How to complete this task:
Each entry must appear in the answer exactly as it does here.

Page and application data records
######

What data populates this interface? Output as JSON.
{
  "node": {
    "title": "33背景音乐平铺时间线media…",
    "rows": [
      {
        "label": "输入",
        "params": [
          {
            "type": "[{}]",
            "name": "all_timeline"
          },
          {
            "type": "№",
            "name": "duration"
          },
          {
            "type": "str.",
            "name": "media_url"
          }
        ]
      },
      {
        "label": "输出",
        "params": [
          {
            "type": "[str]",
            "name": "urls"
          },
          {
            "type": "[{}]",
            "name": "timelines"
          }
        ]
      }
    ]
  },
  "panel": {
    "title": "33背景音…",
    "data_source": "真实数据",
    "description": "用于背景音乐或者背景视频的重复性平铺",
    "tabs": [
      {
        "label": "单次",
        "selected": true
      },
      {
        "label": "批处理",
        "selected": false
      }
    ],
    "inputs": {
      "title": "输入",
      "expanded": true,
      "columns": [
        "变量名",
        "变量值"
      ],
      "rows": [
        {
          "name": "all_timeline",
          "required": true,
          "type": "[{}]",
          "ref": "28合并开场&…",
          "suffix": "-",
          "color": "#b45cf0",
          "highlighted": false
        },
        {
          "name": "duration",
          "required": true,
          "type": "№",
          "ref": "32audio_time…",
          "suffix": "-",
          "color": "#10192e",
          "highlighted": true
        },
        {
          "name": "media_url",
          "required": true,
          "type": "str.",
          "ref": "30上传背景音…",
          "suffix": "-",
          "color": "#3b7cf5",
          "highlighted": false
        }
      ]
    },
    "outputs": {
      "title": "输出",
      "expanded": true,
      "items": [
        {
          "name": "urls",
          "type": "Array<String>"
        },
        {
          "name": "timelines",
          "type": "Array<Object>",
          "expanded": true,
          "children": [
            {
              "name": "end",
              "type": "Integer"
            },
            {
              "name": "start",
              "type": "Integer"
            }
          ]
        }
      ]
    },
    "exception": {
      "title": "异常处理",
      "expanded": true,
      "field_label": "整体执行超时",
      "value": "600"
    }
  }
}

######

Task output:
What data populates this interface? Output as JSON.
{
  "node": {
    "title": "33背景音乐平铺时间线media…",
    "rows": [
      {
        "label": "输入",
        "params": [
          {
            "type": "[{}]",
            "name": "all_timeline"
          },
          {
            "type": "№",
            "name": "duration"
          },
          {
            "type": "str.",
            "name": "media_url"
          }
        ]
      },
      {
        "label": "输出",
        "params": [
          {
            "type": "[str]",
            "name": "urls"
          },
          {
            "type": "[{}]",
            "name": "timelines"
          }
        ]
      }
    ]
  },
  "panel": {
    "title": "33背景音…",
    "data_source": "真实数据",
    "description": "用于背景音乐或者背景视频的重复性平铺",
    "tabs": [
      {
        "label": "单次",
        "selected": true
      },
      {
        "label": "批处理",
        "selected": false
      }
    ],
    "inputs": {
      "title": "输入",
      "expanded": true,
      "columns": [
        "变量名",
        "变量值"
      ],
      "rows": [
        {
          "name": "all_timeline",
          "required": true,
          "type": "[{}]",
          "ref": "28合并开场&…",
          "suffix": "-",
          "color": "#b45cf0",
          "highlighted": false
        },
        {
          "name": "duration",
          "required": true,
          "type": "№",
          "ref": "32audio_time…",
          "suffix": "-",
          "color": "#10192e",
          "highlighted": true
        },
        {
          "name": "media_url",
          "required": true,
          "type": "str.",
          "ref": "30上传背景音…",
          "suffix": "-",
          "color": "#3b7cf5",
          "highlighted": false
        }
      ]
    },
    "outputs": {
      "title": "输出",
      "expanded": true,
      "items": [
        {
          "name": "urls",
          "type": "Array<String>"
        },
        {
          "name": "timelines",
          "type": "Array<Object>",
          "expanded": true,
          "children": [
            {
              "name": "end",
              "type": "Integer"
            },
            {
              "name": "start",
              "type": "Integer"
            }
          ]
        }
      ]
    },
    "exception": {
      "title": "异常处理",
      "expanded": true,
      "field_label": "整体执行超时",
      "value": "600"
    }
  }
}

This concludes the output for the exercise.